*** Begin section ***

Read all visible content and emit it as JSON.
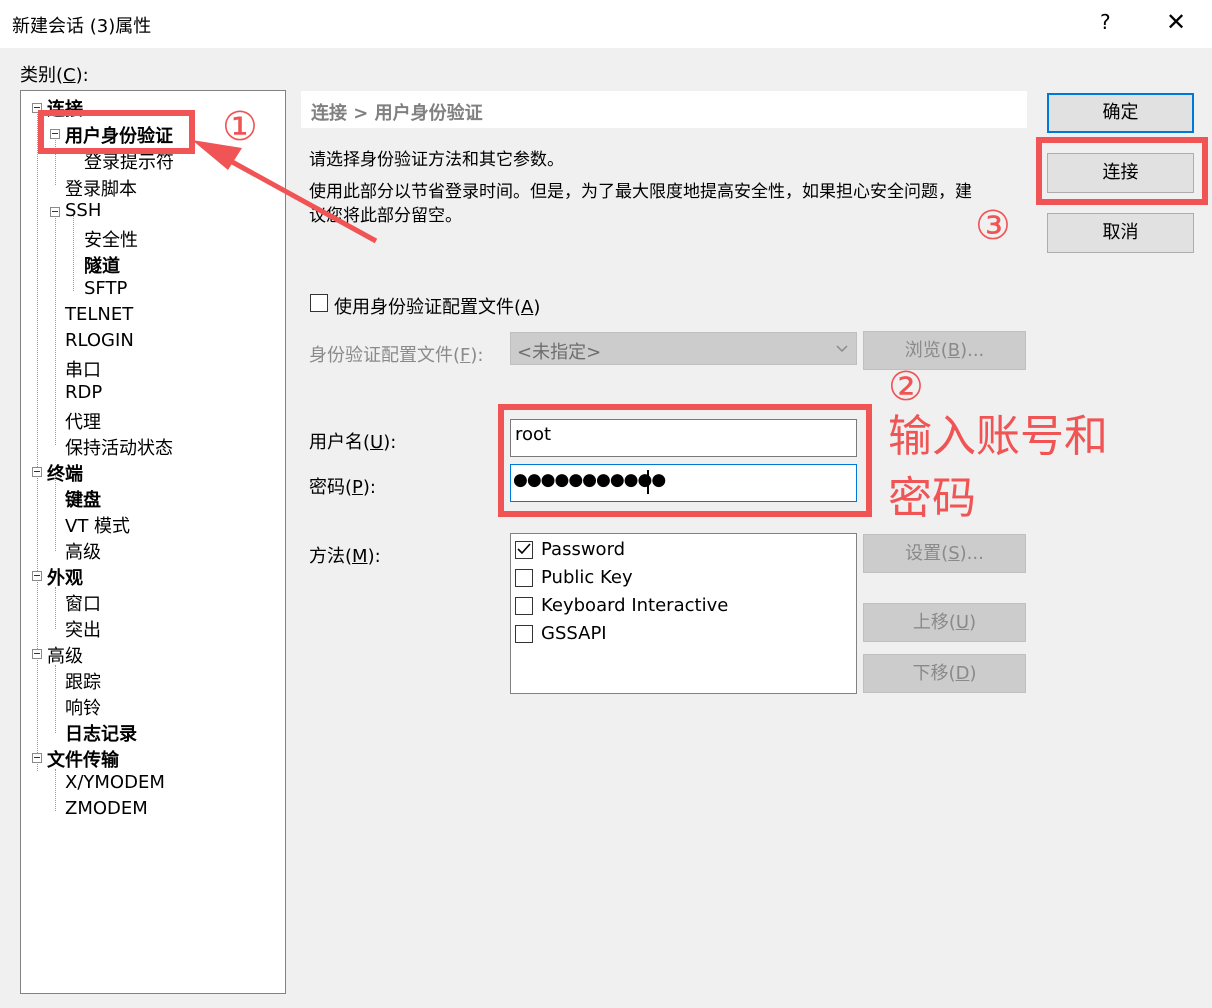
{
  "window": {
    "title": "新建会话 (3)属性",
    "help": "?",
    "close": "✕"
  },
  "category": {
    "label": "类别(C):",
    "tree": [
      {
        "label": "连接",
        "bold": true
      },
      {
        "label": "用户身份验证",
        "bold": true
      },
      {
        "label": "登录提示符",
        "bold": false
      },
      {
        "label": "登录脚本",
        "bold": false
      },
      {
        "label": "SSH",
        "bold": false
      },
      {
        "label": "安全性",
        "bold": false
      },
      {
        "label": "隧道",
        "bold": true
      },
      {
        "label": "SFTP",
        "bold": false
      },
      {
        "label": "TELNET",
        "bold": false
      },
      {
        "label": "RLOGIN",
        "bold": false
      },
      {
        "label": "串口",
        "bold": false
      },
      {
        "label": "RDP",
        "bold": false
      },
      {
        "label": "代理",
        "bold": false
      },
      {
        "label": "保持活动状态",
        "bold": false
      },
      {
        "label": "终端",
        "bold": true
      },
      {
        "label": "键盘",
        "bold": true
      },
      {
        "label": "VT 模式",
        "bold": false
      },
      {
        "label": "高级",
        "bold": false
      },
      {
        "label": "外观",
        "bold": true
      },
      {
        "label": "窗口",
        "bold": false
      },
      {
        "label": "突出",
        "bold": false
      },
      {
        "label": "高级",
        "bold": false
      },
      {
        "label": "跟踪",
        "bold": false
      },
      {
        "label": "响铃",
        "bold": false
      },
      {
        "label": "日志记录",
        "bold": true
      },
      {
        "label": "文件传输",
        "bold": true
      },
      {
        "label": "X/YMODEM",
        "bold": false
      },
      {
        "label": "ZMODEM",
        "bold": false
      }
    ]
  },
  "panel": {
    "breadcrumb": "连接 > 用户身份验证",
    "desc1": "请选择身份验证方法和其它参数。",
    "desc2a": "使用此部分以节省登录时间。但是，为了最大限度地提高安全性，如果担心安全问题，建",
    "desc2b": "议您将此部分留空。",
    "use_profile_label": "使用身份验证配置文件(A)",
    "profile_label": "身份验证配置文件(F):",
    "profile_value": "<未指定>",
    "browse_button": "浏览(B)...",
    "username_label": "用户名(U):",
    "username_value": "root",
    "password_label": "密码(P):",
    "password_value": "●●●●●●●●●●●",
    "method_label": "方法(M):",
    "methods": [
      {
        "label": "Password",
        "checked": true
      },
      {
        "label": "Public Key",
        "checked": false
      },
      {
        "label": "Keyboard Interactive",
        "checked": false
      },
      {
        "label": "GSSAPI",
        "checked": false
      }
    ],
    "settings_button": "设置(S)...",
    "move_up_button": "上移(U)",
    "move_down_button": "下移(D)"
  },
  "buttons": {
    "ok": "确定",
    "connect": "连接",
    "cancel": "取消"
  },
  "annotations": {
    "step1": "①",
    "step2": "②",
    "step3": "③",
    "note_line1": "输入账号和",
    "note_line2": "密码",
    "color": "#f05454"
  }
}
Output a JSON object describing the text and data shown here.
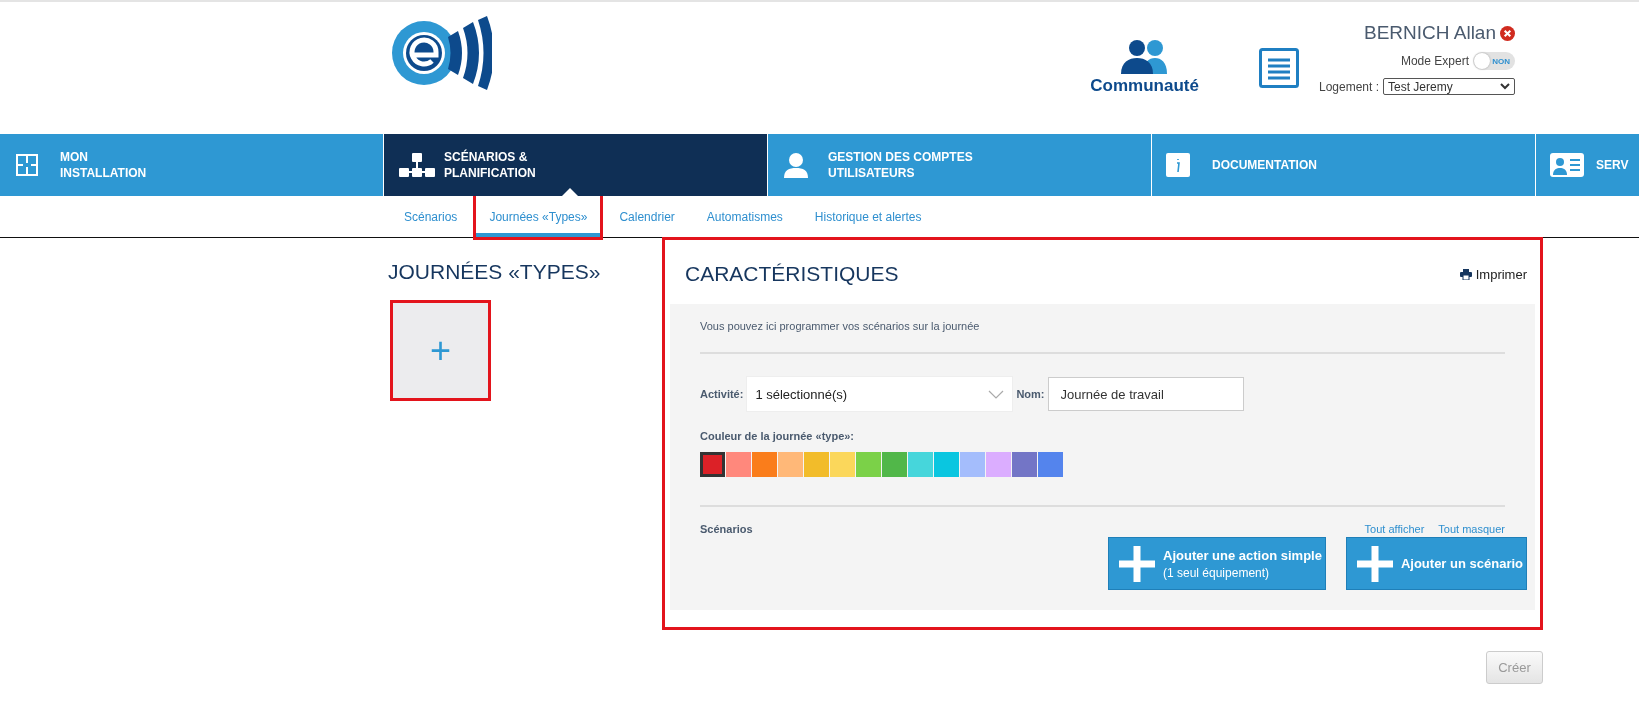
{
  "header": {
    "community_label": "Communauté",
    "user_name": "BERNICH Allan",
    "expert_mode": {
      "label": "Mode Expert",
      "on": false,
      "state_text": "NON"
    },
    "housing": {
      "label": "Logement :",
      "value": "Test Jeremy"
    }
  },
  "nav": [
    {
      "lines": [
        "MON",
        "INSTALLATION"
      ],
      "selected": false
    },
    {
      "lines": [
        "SCÉNARIOS &",
        "PLANIFICATION"
      ],
      "selected": true
    },
    {
      "lines": [
        "GESTION DES COMPTES",
        "UTILISATEURS"
      ],
      "selected": false
    },
    {
      "lines": [
        "DOCUMENTATION"
      ],
      "selected": false
    },
    {
      "lines": [
        "SERV"
      ],
      "selected": false
    }
  ],
  "subnav": [
    {
      "label": "Scénarios",
      "selected": false,
      "highlighted": false
    },
    {
      "label": "Journées «Types»",
      "selected": true,
      "highlighted": true
    },
    {
      "label": "Calendrier",
      "selected": false,
      "highlighted": false
    },
    {
      "label": "Automatismes",
      "selected": false,
      "highlighted": false
    },
    {
      "label": "Historique et alertes",
      "selected": false,
      "highlighted": false
    }
  ],
  "left": {
    "title": "JOURNÉES «TYPES»",
    "add_card": {
      "label": "+",
      "highlighted": true
    }
  },
  "panel": {
    "title": "CARACTÉRISTIQUES",
    "highlighted": true,
    "print_label": "Imprimer",
    "intro": "Vous pouvez ici programmer vos scénarios sur la journée",
    "activity": {
      "label": "Activité:",
      "value": "1 sélectionné(s)"
    },
    "name": {
      "label": "Nom:",
      "value": "Journée de travail"
    },
    "color_label": "Couleur de la journée «type»:",
    "colors": [
      {
        "color": "#dc2127",
        "selected": true
      },
      {
        "color": "#ff887c",
        "selected": false
      },
      {
        "color": "#fa7d1b",
        "selected": false
      },
      {
        "color": "#ffb878",
        "selected": false
      },
      {
        "color": "#f2bc2a",
        "selected": false
      },
      {
        "color": "#fbd75b",
        "selected": false
      },
      {
        "color": "#7bd148",
        "selected": false
      },
      {
        "color": "#51b749",
        "selected": false
      },
      {
        "color": "#46d6db",
        "selected": false
      },
      {
        "color": "#0ac6e0",
        "selected": false
      },
      {
        "color": "#a4bdfc",
        "selected": false
      },
      {
        "color": "#dbadff",
        "selected": false
      },
      {
        "color": "#7375c6",
        "selected": false
      },
      {
        "color": "#5484ed",
        "selected": false
      }
    ],
    "scenarios_label": "Scénarios",
    "links": [
      "Tout afficher",
      "Tout masquer"
    ],
    "buttons": [
      {
        "title": "Ajouter une action simple",
        "subtitle": "(1 seul équipement)"
      },
      {
        "title": "Ajouter un scénario"
      }
    ]
  },
  "create_button": {
    "label": "Créer",
    "disabled": true
  }
}
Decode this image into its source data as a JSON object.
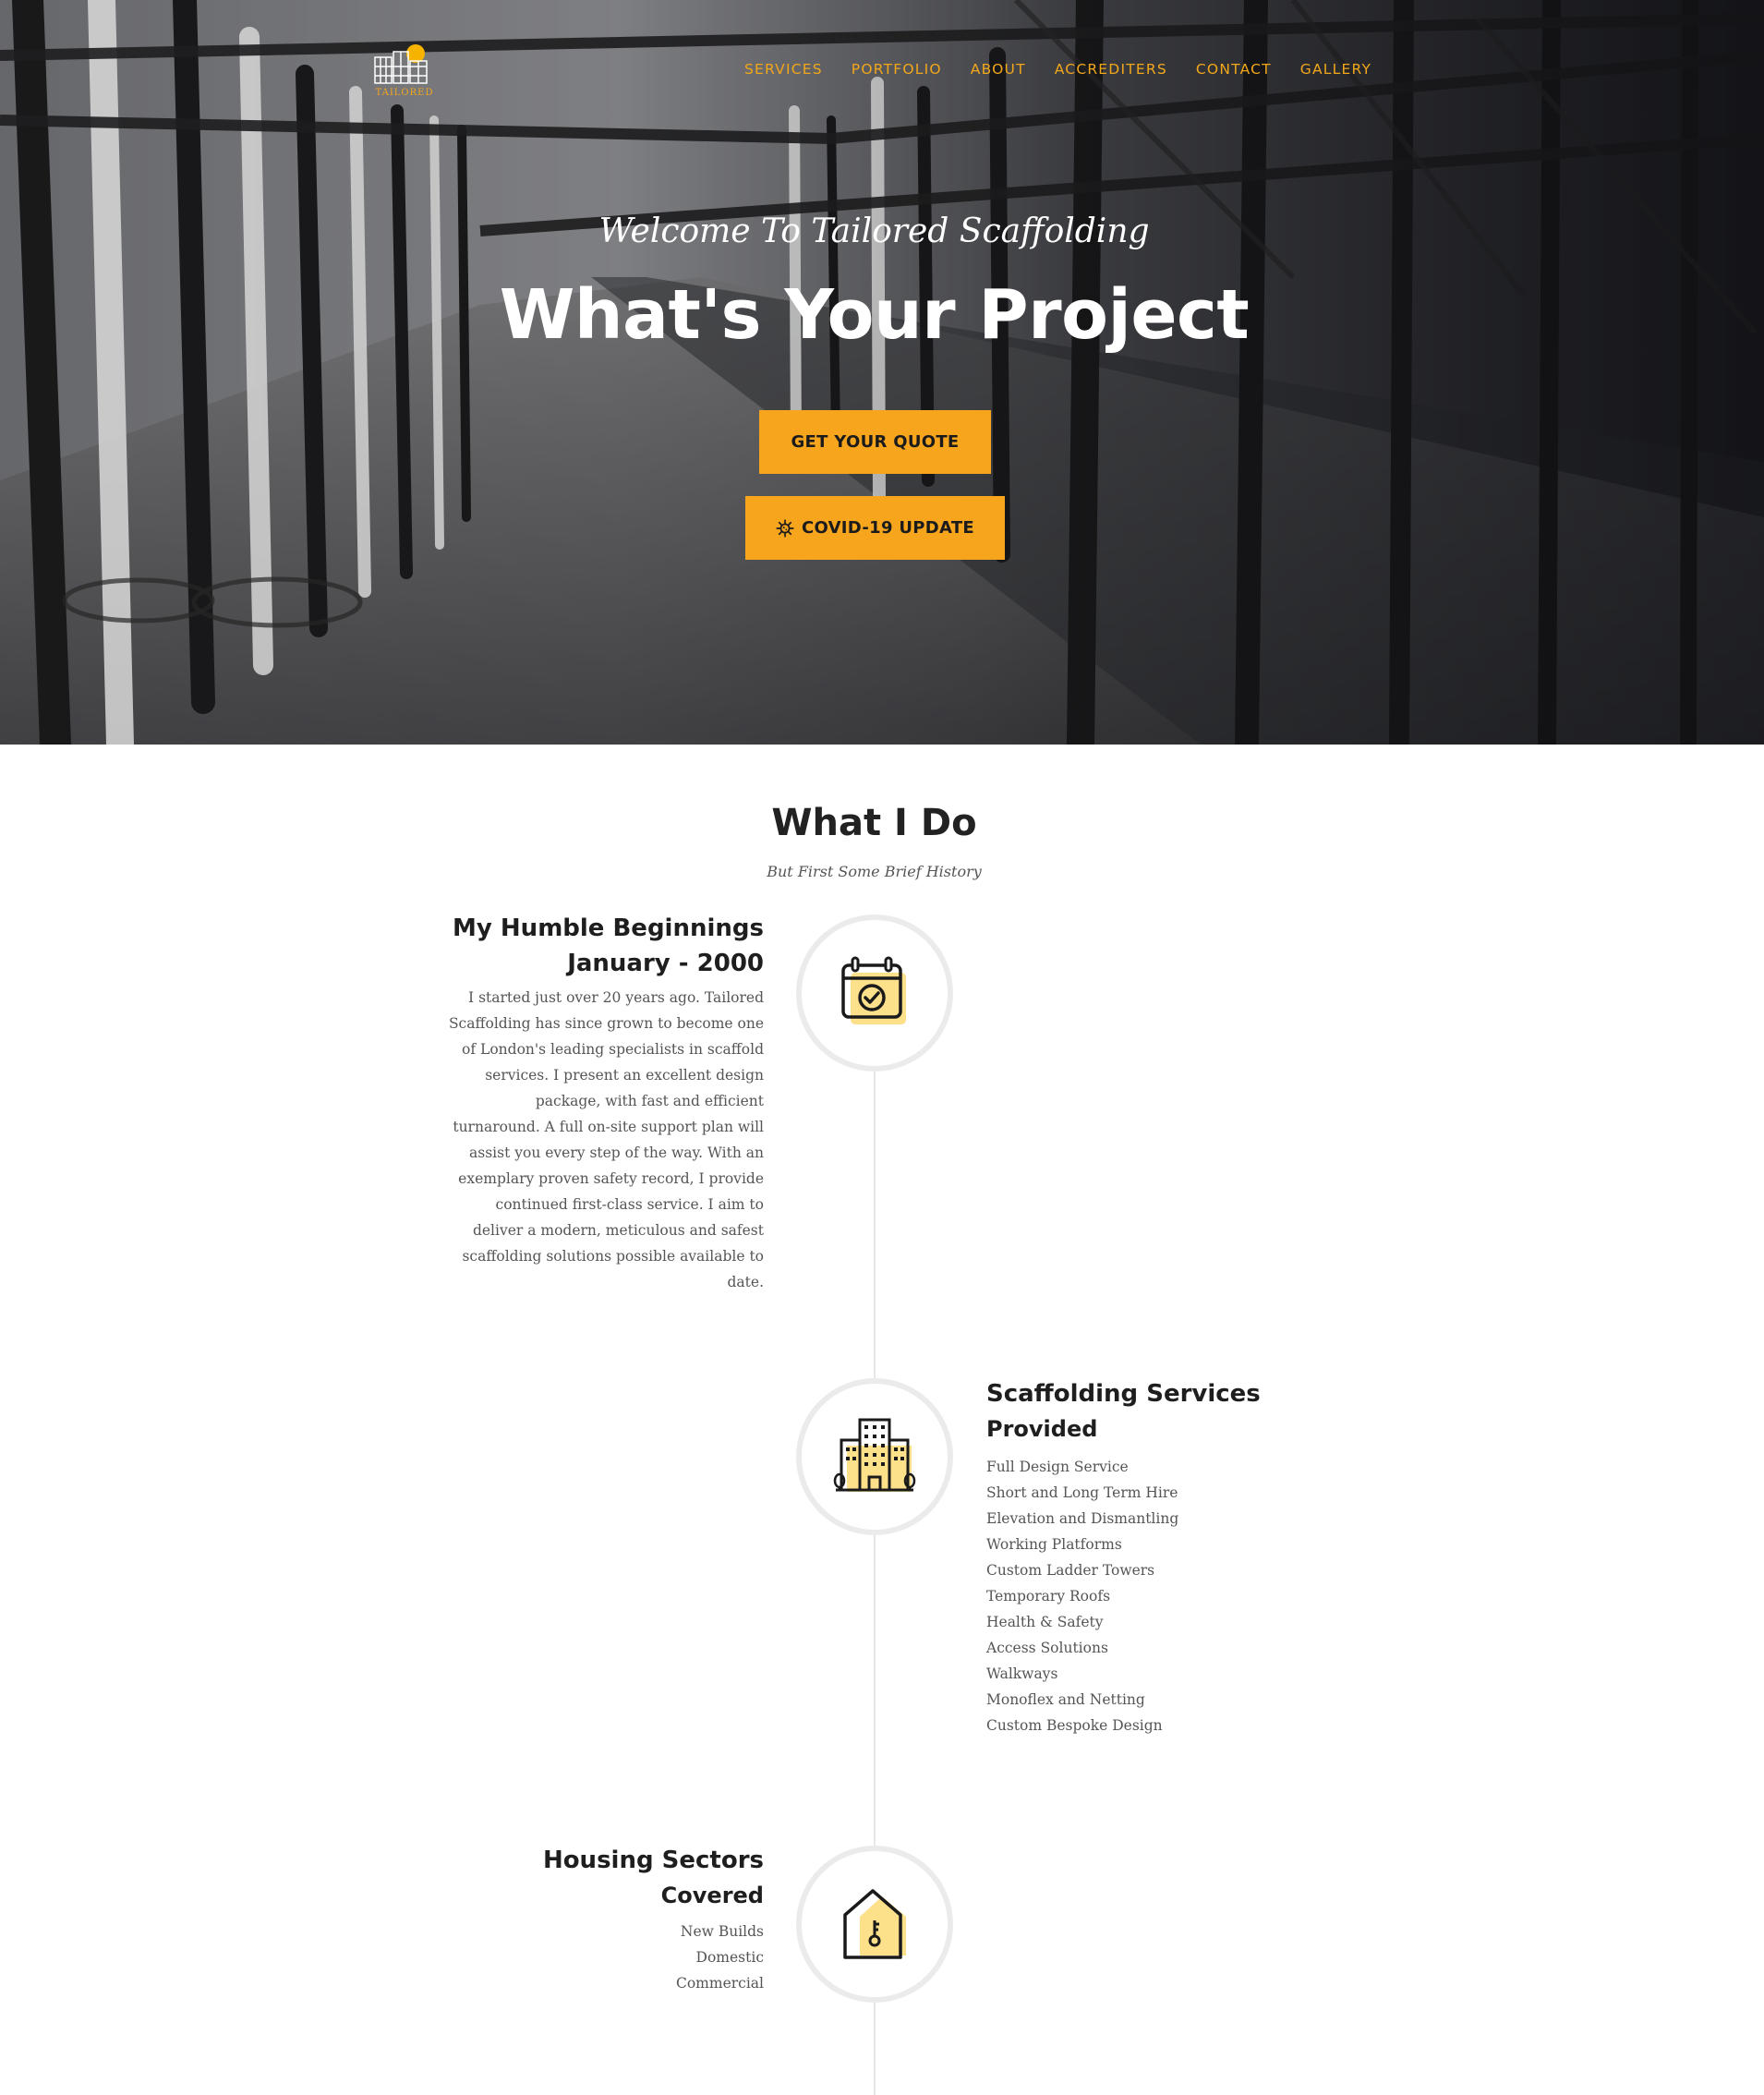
{
  "nav": {
    "items": [
      "SERVICES",
      "PORTFOLIO",
      "ABOUT",
      "ACCREDITERS",
      "CONTACT",
      "GALLERY"
    ],
    "color": "#f2a71b"
  },
  "logo": {
    "text": "TAILORED"
  },
  "hero": {
    "subtitle": "Welcome To Tailored Scaffolding",
    "title": "What's Your Project",
    "quote_button": "GET YOUR QUOTE",
    "covid_button": "COVID-19 UPDATE",
    "accent": "#f6a51d"
  },
  "section": {
    "title": "What I Do",
    "subtitle": "But First Some Brief History"
  },
  "timeline": {
    "beginnings": {
      "title_line1": "My Humble Beginnings",
      "title_line2": "January - 2000",
      "icon": "calendar-check-icon",
      "text": "I started just over 20 years ago. Tailored Scaffolding has since grown to become one of London's leading specialists in scaffold services. I present an excellent design package, with fast and efficient turnaround. A full on-site support plan will assist you every step of the way. With an exemplary proven safety record, I provide continued first-class service. I aim to deliver a modern, meticulous and safest scaffolding solutions possible available to date."
    },
    "services": {
      "title_line1": "Scaffolding Services",
      "title_line2": "Provided",
      "icon": "building-icon",
      "items": [
        "Full Design Service",
        "Short and Long Term Hire",
        "Elevation and Dismantling",
        "Working Platforms",
        "Custom Ladder Towers",
        "Temporary Roofs",
        "Health & Safety",
        "Access Solutions",
        "Walkways",
        "Monoflex and Netting",
        "Custom Bespoke Design"
      ]
    },
    "housing": {
      "title_line1": "Housing Sectors",
      "title_line2": "Covered",
      "icon": "house-key-icon",
      "items": [
        "New Builds",
        "Domestic",
        "Commercial"
      ]
    }
  }
}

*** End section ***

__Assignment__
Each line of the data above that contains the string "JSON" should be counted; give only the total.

__Task output__
3